What you should do:
Look through the material below and return every line that contains "Quản".

Records for the task:
##########

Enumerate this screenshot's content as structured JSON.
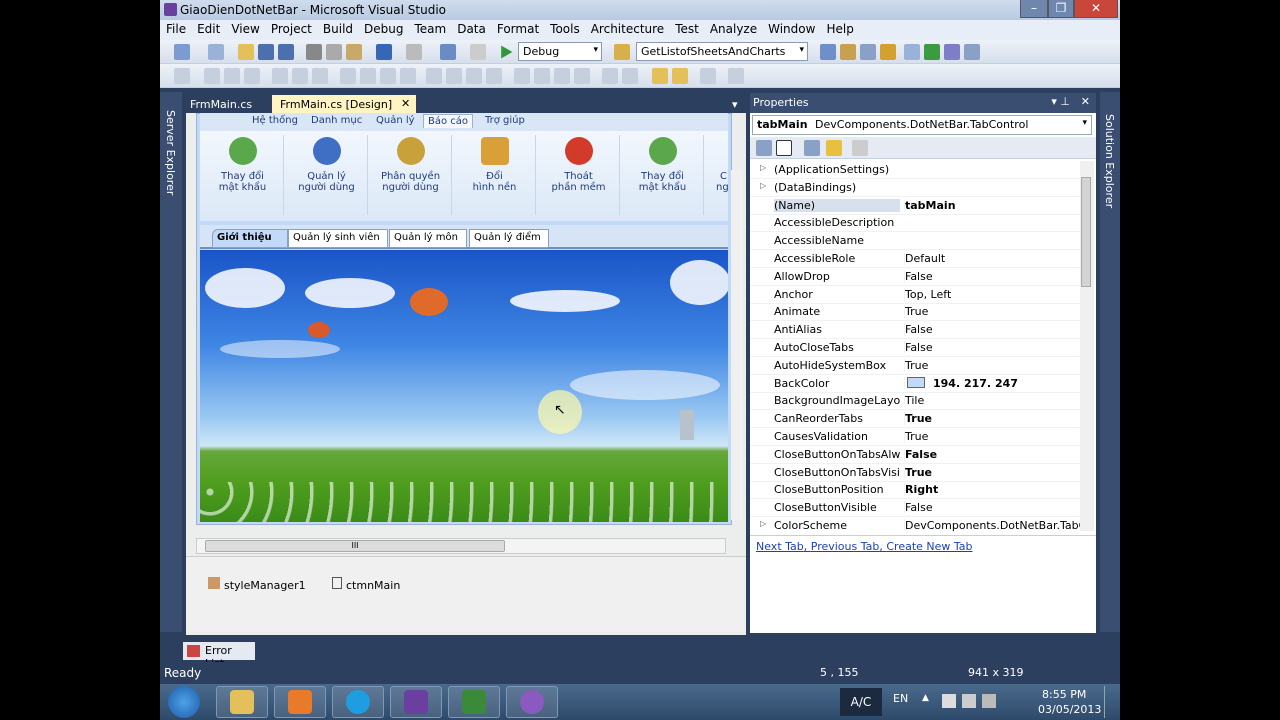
{
  "window": {
    "title": "GiaoDienDotNetBar - Microsoft Visual Studio"
  },
  "menu": [
    "File",
    "Edit",
    "View",
    "Project",
    "Build",
    "Debug",
    "Team",
    "Data",
    "Format",
    "Tools",
    "Architecture",
    "Test",
    "Analyze",
    "Window",
    "Help"
  ],
  "toolbar": {
    "config": "Debug",
    "find": "GetListofSheetsAndCharts"
  },
  "sidebar_left": {
    "label": "Server Explorer"
  },
  "sidebar_right": {
    "label": "Solution Explorer"
  },
  "doc_tabs": [
    {
      "label": "FrmMain.cs",
      "active": false
    },
    {
      "label": "FrmMain.cs [Design]",
      "active": true
    }
  ],
  "ribbon": {
    "tabs": [
      "Hệ thống",
      "Danh mục",
      "Quản lý",
      "Báo cáo",
      "Trợ giúp"
    ],
    "selected_tab": "Báo cáo",
    "buttons": [
      {
        "label1": "Thay đổi",
        "label2": "mật khẩu",
        "color": "#5aa84b"
      },
      {
        "label1": "Quản lý",
        "label2": "người dùng",
        "color": "#3f6fc4"
      },
      {
        "label1": "Phân quyền",
        "label2": "người dùng",
        "color": "#c9a13a"
      },
      {
        "label1": "Đổi",
        "label2": "hình nền",
        "color": "#d9a03a"
      },
      {
        "label1": "Thoát",
        "label2": "phần mềm",
        "color": "#d23a2a"
      },
      {
        "label1": "Thay đổi",
        "label2": "mật khẩu",
        "color": "#5aa84b"
      }
    ],
    "partial_label": "C",
    "partial_label2": "ng"
  },
  "content_tabs": [
    "Giới thiệu",
    "Quản lý sinh viên",
    "Quản lý môn",
    "Quản lý điểm"
  ],
  "content_selected": "Giới thiệu",
  "hscroll_grip": "III",
  "components": [
    "styleManager1",
    "ctmnMain"
  ],
  "error_list": "Error List",
  "properties": {
    "title": "Properties",
    "object": "tabMain",
    "object_type": "DevComponents.DotNetBar.TabControl",
    "rows": [
      {
        "name": "(ApplicationSettings)",
        "value": "",
        "expand": true
      },
      {
        "name": "(DataBindings)",
        "value": "",
        "expand": true
      },
      {
        "name": "(Name)",
        "value": "tabMain",
        "bold": true,
        "selected": true
      },
      {
        "name": "AccessibleDescription",
        "value": ""
      },
      {
        "name": "AccessibleName",
        "value": ""
      },
      {
        "name": "AccessibleRole",
        "value": "Default"
      },
      {
        "name": "AllowDrop",
        "value": "False"
      },
      {
        "name": "Anchor",
        "value": "Top, Left"
      },
      {
        "name": "Animate",
        "value": "True"
      },
      {
        "name": "AntiAlias",
        "value": "False"
      },
      {
        "name": "AutoCloseTabs",
        "value": "False"
      },
      {
        "name": "AutoHideSystemBox",
        "value": "True"
      },
      {
        "name": "BackColor",
        "value": "194. 217. 247",
        "bold": true,
        "swatch": "#c2d9f7"
      },
      {
        "name": "BackgroundImageLayout",
        "value": "Tile"
      },
      {
        "name": "CanReorderTabs",
        "value": "True",
        "bold": true
      },
      {
        "name": "CausesValidation",
        "value": "True"
      },
      {
        "name": "CloseButtonOnTabsAlwa",
        "value": "False",
        "bold": true
      },
      {
        "name": "CloseButtonOnTabsVisibl",
        "value": "True",
        "bold": true
      },
      {
        "name": "CloseButtonPosition",
        "value": "Right",
        "bold": true
      },
      {
        "name": "CloseButtonVisible",
        "value": "False"
      },
      {
        "name": "ColorScheme",
        "value": "DevComponents.DotNetBar.TabCo",
        "expand": true
      }
    ],
    "verbs": [
      "Next Tab",
      "Previous Tab",
      "Create New Tab"
    ]
  },
  "status": {
    "text": "Ready",
    "position": "5 , 155",
    "size": "941 x 319"
  },
  "taskbar": {
    "kb": "A/C",
    "lang": "EN",
    "time": "8:55 PM",
    "date": "03/05/2013"
  },
  "colors": {
    "accent": "#3a4e72",
    "doc_tab_active": "#fff4c2",
    "form_back": "#c2d9f7"
  }
}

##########

Response area:
      "Quản lý",
        "label1": "Quản lý",
    "Quản lý sinh viên",
    "Quản lý môn",
    "Quản lý điểm"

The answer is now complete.